**Your goal:** Copy the entries below verbatim, omitting any pictures they contain.

━━ Data shown

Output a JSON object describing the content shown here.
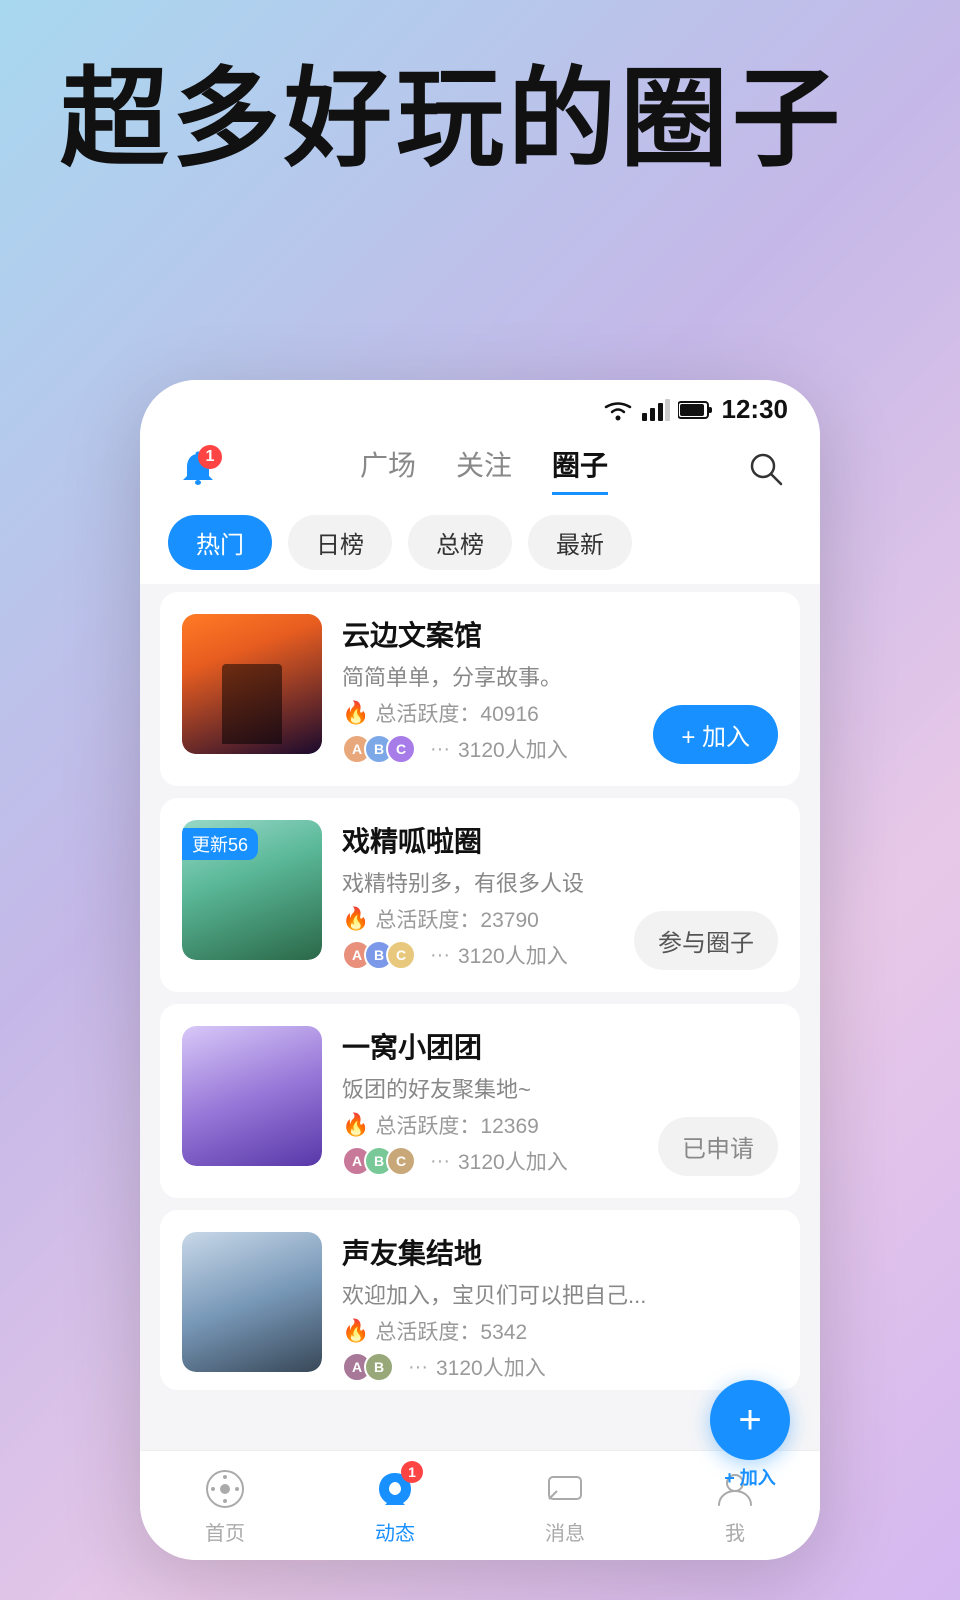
{
  "hero": {
    "title": "超多好玩的圈子"
  },
  "statusBar": {
    "time": "12:30"
  },
  "navBar": {
    "bellBadge": "1",
    "tabs": [
      {
        "label": "广场",
        "active": false
      },
      {
        "label": "关注",
        "active": false
      },
      {
        "label": "圈子",
        "active": true
      }
    ]
  },
  "filters": [
    {
      "label": "热门",
      "active": true
    },
    {
      "label": "日榜",
      "active": false
    },
    {
      "label": "总榜",
      "active": false
    },
    {
      "label": "最新",
      "active": false
    }
  ],
  "circles": [
    {
      "name": "云边文案馆",
      "desc": "简简单单，分享故事。",
      "activity": "总活跃度：40916",
      "members": "3120人加入",
      "actionLabel": "+ 加入",
      "actionType": "join",
      "updateBadge": null
    },
    {
      "name": "戏精呱啦圈",
      "desc": "戏精特别多，有很多人设",
      "activity": "总活跃度：23790",
      "members": "3120人加入",
      "actionLabel": "参与圈子",
      "actionType": "participate",
      "updateBadge": "更新56"
    },
    {
      "name": "一窝小团团",
      "desc": "饭团的好友聚集地~",
      "activity": "总活跃度：12369",
      "members": "3120人加入",
      "actionLabel": "已申请",
      "actionType": "applied",
      "updateBadge": null
    },
    {
      "name": "声友集结地",
      "desc": "欢迎加入，宝贝们可以把自己...",
      "activity": "总活跃度：5342",
      "members": "3120人加入",
      "actionLabel": "+ 加入",
      "actionType": "join",
      "updateBadge": null
    }
  ],
  "bottomNav": [
    {
      "label": "首页",
      "active": false,
      "badge": null
    },
    {
      "label": "动态",
      "active": true,
      "badge": "1"
    },
    {
      "label": "消息",
      "active": false,
      "badge": null
    },
    {
      "label": "我",
      "active": false,
      "badge": null
    }
  ],
  "fab": {
    "label": "+ 加入"
  }
}
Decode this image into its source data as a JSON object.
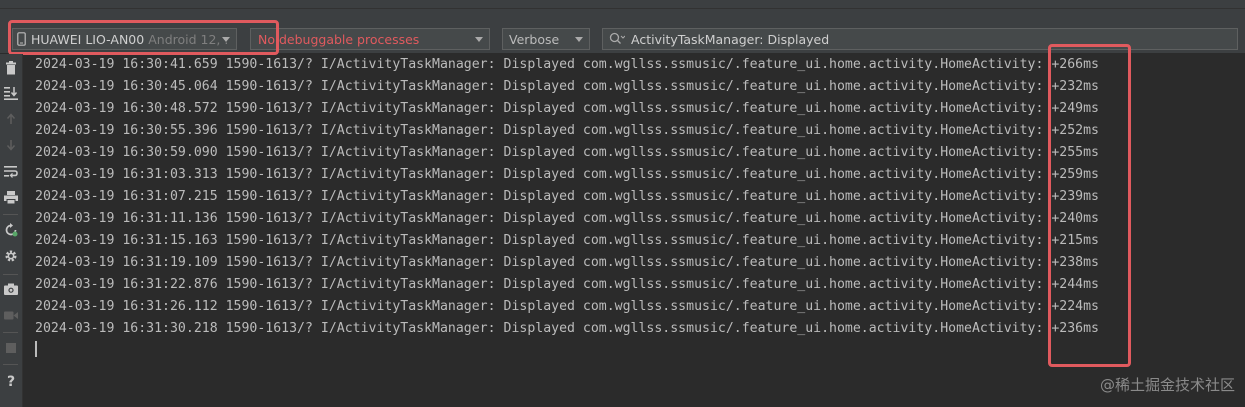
{
  "toolbar": {
    "device": {
      "name": "HUAWEI LIO-AN00",
      "detail": "Android 12, ."
    },
    "process": {
      "label": "No debuggable processes",
      "color": "#e05a5e"
    },
    "log_level": {
      "label": "Verbose"
    },
    "search": {
      "value": "ActivityTaskManager: Displayed"
    }
  },
  "sidebar": {
    "icons": [
      "trash-icon",
      "scroll-to-end-icon",
      "arrow-up-icon",
      "arrow-down-icon",
      "soft-wrap-icon",
      "print-icon",
      "restart-icon",
      "settings-icon",
      "camera-icon",
      "video-icon",
      "stop-icon",
      "help-icon"
    ],
    "help_label": "?"
  },
  "log": {
    "rows": [
      {
        "date": "2024-03-19",
        "time": "16:30:41.659",
        "pid": "1590-1613/?",
        "tag": "I/ActivityTaskManager:",
        "message": "Displayed com.wgllss.ssmusic/.feature_ui.home.activity.HomeActivity:",
        "duration": "+266ms"
      },
      {
        "date": "2024-03-19",
        "time": "16:30:45.064",
        "pid": "1590-1613/?",
        "tag": "I/ActivityTaskManager:",
        "message": "Displayed com.wgllss.ssmusic/.feature_ui.home.activity.HomeActivity:",
        "duration": "+232ms"
      },
      {
        "date": "2024-03-19",
        "time": "16:30:48.572",
        "pid": "1590-1613/?",
        "tag": "I/ActivityTaskManager:",
        "message": "Displayed com.wgllss.ssmusic/.feature_ui.home.activity.HomeActivity:",
        "duration": "+249ms"
      },
      {
        "date": "2024-03-19",
        "time": "16:30:55.396",
        "pid": "1590-1613/?",
        "tag": "I/ActivityTaskManager:",
        "message": "Displayed com.wgllss.ssmusic/.feature_ui.home.activity.HomeActivity:",
        "duration": "+252ms"
      },
      {
        "date": "2024-03-19",
        "time": "16:30:59.090",
        "pid": "1590-1613/?",
        "tag": "I/ActivityTaskManager:",
        "message": "Displayed com.wgllss.ssmusic/.feature_ui.home.activity.HomeActivity:",
        "duration": "+255ms"
      },
      {
        "date": "2024-03-19",
        "time": "16:31:03.313",
        "pid": "1590-1613/?",
        "tag": "I/ActivityTaskManager:",
        "message": "Displayed com.wgllss.ssmusic/.feature_ui.home.activity.HomeActivity:",
        "duration": "+259ms"
      },
      {
        "date": "2024-03-19",
        "time": "16:31:07.215",
        "pid": "1590-1613/?",
        "tag": "I/ActivityTaskManager:",
        "message": "Displayed com.wgllss.ssmusic/.feature_ui.home.activity.HomeActivity:",
        "duration": "+239ms"
      },
      {
        "date": "2024-03-19",
        "time": "16:31:11.136",
        "pid": "1590-1613/?",
        "tag": "I/ActivityTaskManager:",
        "message": "Displayed com.wgllss.ssmusic/.feature_ui.home.activity.HomeActivity:",
        "duration": "+240ms"
      },
      {
        "date": "2024-03-19",
        "time": "16:31:15.163",
        "pid": "1590-1613/?",
        "tag": "I/ActivityTaskManager:",
        "message": "Displayed com.wgllss.ssmusic/.feature_ui.home.activity.HomeActivity:",
        "duration": "+215ms"
      },
      {
        "date": "2024-03-19",
        "time": "16:31:19.109",
        "pid": "1590-1613/?",
        "tag": "I/ActivityTaskManager:",
        "message": "Displayed com.wgllss.ssmusic/.feature_ui.home.activity.HomeActivity:",
        "duration": "+238ms"
      },
      {
        "date": "2024-03-19",
        "time": "16:31:22.876",
        "pid": "1590-1613/?",
        "tag": "I/ActivityTaskManager:",
        "message": "Displayed com.wgllss.ssmusic/.feature_ui.home.activity.HomeActivity:",
        "duration": "+244ms"
      },
      {
        "date": "2024-03-19",
        "time": "16:31:26.112",
        "pid": "1590-1613/?",
        "tag": "I/ActivityTaskManager:",
        "message": "Displayed com.wgllss.ssmusic/.feature_ui.home.activity.HomeActivity:",
        "duration": "+224ms"
      },
      {
        "date": "2024-03-19",
        "time": "16:31:30.218",
        "pid": "1590-1613/?",
        "tag": "I/ActivityTaskManager:",
        "message": "Displayed com.wgllss.ssmusic/.feature_ui.home.activity.HomeActivity:",
        "duration": "+236ms"
      }
    ]
  },
  "watermark": "@稀土掘金技术社区",
  "colors": {
    "background": "#2b2b2b",
    "panel": "#3c3f41",
    "text": "#bbbbbb",
    "highlight": "#e05a5e"
  }
}
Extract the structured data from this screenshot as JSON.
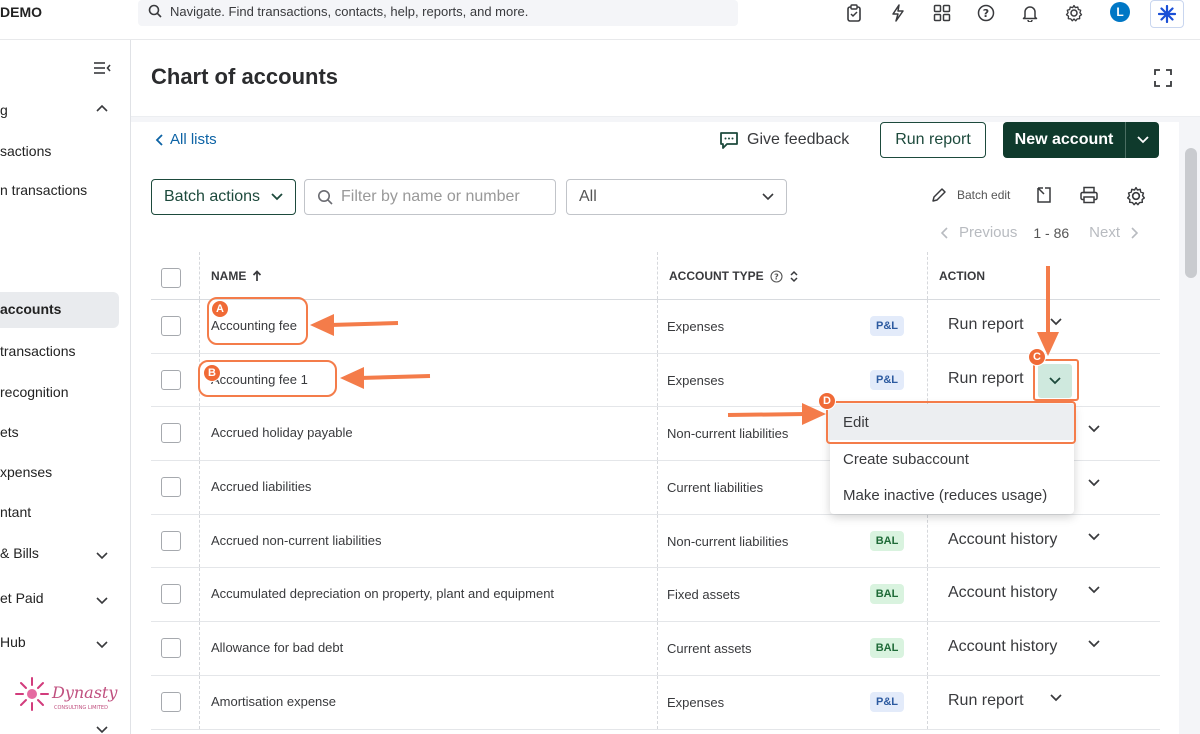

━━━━

**Output of the task:**
Output a JSON object describing the content shown here.
{
  "hero": {
    "title": "超多好玩的圈子"
  },
  "statusBar": {
    "time": "12:30"
  },
  "navBar": {
    "bellBadge": "1",
    "tabs": [
      {
        "label": "广场",
        "active": false
      },
      {
        "label": "关注",
        "active": false
      },
      {
        "label": "圈子",
        "active": true
      }
    ]
  },
  "filters": [
    {
      "label": "热门",
      "active": true
    },
    {
      "label": "日榜",
      "active": false
    },
    {
      "label": "总榜",
      "active": false
    },
    {
      "label": "最新",
      "active": false
    }
  ],
  "circles": [
    {
      "name": "云边文案馆",
      "desc": "简简单单，分享故事。",
      "activity": "总活跃度：40916",
      "members": "3120人加入",
      "actionLabel": "+ 加入",
      "actionType": "join",
      "updateBadge": null
    },
    {
      "name": "戏精呱啦圈",
      "desc": "戏精特别多，有很多人设",
      "activity": "总活跃度：23790",
      "members": "3120人加入",
      "actionLabel": "参与圈子",
      "actionType": "participate",
      "updateBadge": "更新56"
    },
    {
      "name": "一窝小团团",
      "desc": "饭团的好友聚集地~",
      "activity": "总活跃度：12369",
      "members": "3120人加入",
      "actionLabel": "已申请",
      "actionType": "applied",
      "updateBadge": null
    },
    {
      "name": "声友集结地",
      "desc": "欢迎加入，宝贝们可以把自己...",
      "activity": "总活跃度：5342",
      "members": "3120人加入",
      "actionLabel": "+ 加入",
      "actionType": "join",
      "updateBadge": null
    }
  ],
  "bottomNav": [
    {
      "label": "首页",
      "active": false,
      "badge": null
    },
    {
      "label": "动态",
      "active": true,
      "badge": "1"
    },
    {
      "label": "消息",
      "active": false,
      "badge": null
    },
    {
      "label": "我",
      "active": false,
      "badge": null
    }
  ],
  "fab": {
    "label": "+ 加入"
  }
}
Decode this image into its source data as a JSON object.
{
  "toolbar": {
    "device": {
      "name": "HUAWEI LIO-AN00",
      "detail": "Android 12, ."
    },
    "process": {
      "label": "No debuggable processes",
      "color": "#e05a5e"
    },
    "log_level": {
      "label": "Verbose"
    },
    "search": {
      "value": "ActivityTaskManager: Displayed"
    }
  },
  "sidebar": {
    "icons": [
      "trash-icon",
      "scroll-to-end-icon",
      "arrow-up-icon",
      "arrow-down-icon",
      "soft-wrap-icon",
      "print-icon",
      "restart-icon",
      "settings-icon",
      "camera-icon",
      "video-icon",
      "stop-icon",
      "help-icon"
    ],
    "help_label": "?"
  },
  "log": {
    "rows": [
      {
        "date": "2024-03-19",
        "time": "16:30:41.659",
        "pid": "1590-1613/?",
        "tag": "I/ActivityTaskManager:",
        "message": "Displayed com.wgllss.ssmusic/.feature_ui.home.activity.HomeActivity:",
        "duration": "+266ms"
      },
      {
        "date": "2024-03-19",
        "time": "16:30:45.064",
        "pid": "1590-1613/?",
        "tag": "I/ActivityTaskManager:",
        "message": "Displayed com.wgllss.ssmusic/.feature_ui.home.activity.HomeActivity:",
        "duration": "+232ms"
      },
      {
        "date": "2024-03-19",
        "time": "16:30:48.572",
        "pid": "1590-1613/?",
        "tag": "I/ActivityTaskManager:",
        "message": "Displayed com.wgllss.ssmusic/.feature_ui.home.activity.HomeActivity:",
        "duration": "+249ms"
      },
      {
        "date": "2024-03-19",
        "time": "16:30:55.396",
        "pid": "1590-1613/?",
        "tag": "I/ActivityTaskManager:",
        "message": "Displayed com.wgllss.ssmusic/.feature_ui.home.activity.HomeActivity:",
        "duration": "+252ms"
      },
      {
        "date": "2024-03-19",
        "time": "16:30:59.090",
        "pid": "1590-1613/?",
        "tag": "I/ActivityTaskManager:",
        "message": "Displayed com.wgllss.ssmusic/.feature_ui.home.activity.HomeActivity:",
        "duration": "+255ms"
      },
      {
        "date": "2024-03-19",
        "time": "16:31:03.313",
        "pid": "1590-1613/?",
        "tag": "I/ActivityTaskManager:",
        "message": "Displayed com.wgllss.ssmusic/.feature_ui.home.activity.HomeActivity:",
        "duration": "+259ms"
      },
      {
        "date": "2024-03-19",
        "time": "16:31:07.215",
        "pid": "1590-1613/?",
        "tag": "I/ActivityTaskManager:",
        "message": "Displayed com.wgllss.ssmusic/.feature_ui.home.activity.HomeActivity:",
        "duration": "+239ms"
      },
      {
        "date": "2024-03-19",
        "time": "16:31:11.136",
        "pid": "1590-1613/?",
        "tag": "I/ActivityTaskManager:",
        "message": "Displayed com.wgllss.ssmusic/.feature_ui.home.activity.HomeActivity:",
        "duration": "+240ms"
      },
      {
        "date": "2024-03-19",
        "time": "16:31:15.163",
        "pid": "1590-1613/?",
        "tag": "I/ActivityTaskManager:",
        "message": "Displayed com.wgllss.ssmusic/.feature_ui.home.activity.HomeActivity:",
        "duration": "+215ms"
      },
      {
        "date": "2024-03-19",
        "time": "16:31:19.109",
        "pid": "1590-1613/?",
        "tag": "I/ActivityTaskManager:",
        "message": "Displayed com.wgllss.ssmusic/.feature_ui.home.activity.HomeActivity:",
        "duration": "+238ms"
      },
      {
        "date": "2024-03-19",
        "time": "16:31:22.876",
        "pid": "1590-1613/?",
        "tag": "I/ActivityTaskManager:",
        "message": "Displayed com.wgllss.ssmusic/.feature_ui.home.activity.HomeActivity:",
        "duration": "+244ms"
      },
      {
        "date": "2024-03-19",
        "time": "16:31:26.112",
        "pid": "1590-1613/?",
        "tag": "I/ActivityTaskManager:",
        "message": "Displayed com.wgllss.ssmusic/.feature_ui.home.activity.HomeActivity:",
        "duration": "+224ms"
      },
      {
        "date": "2024-03-19",
        "time": "16:31:30.218",
        "pid": "1590-1613/?",
        "tag": "I/ActivityTaskManager:",
        "message": "Displayed com.wgllss.ssmusic/.feature_ui.home.activity.HomeActivity:",
        "duration": "+236ms"
      }
    ]
  },
  "watermark": "@稀土掘金技术社区",
  "colors": {
    "background": "#2b2b2b",
    "panel": "#3c3f41",
    "text": "#bbbbbb",
    "highlight": "#e05a5e"
  }
}
Extract the structured data from this screenshot as JSON.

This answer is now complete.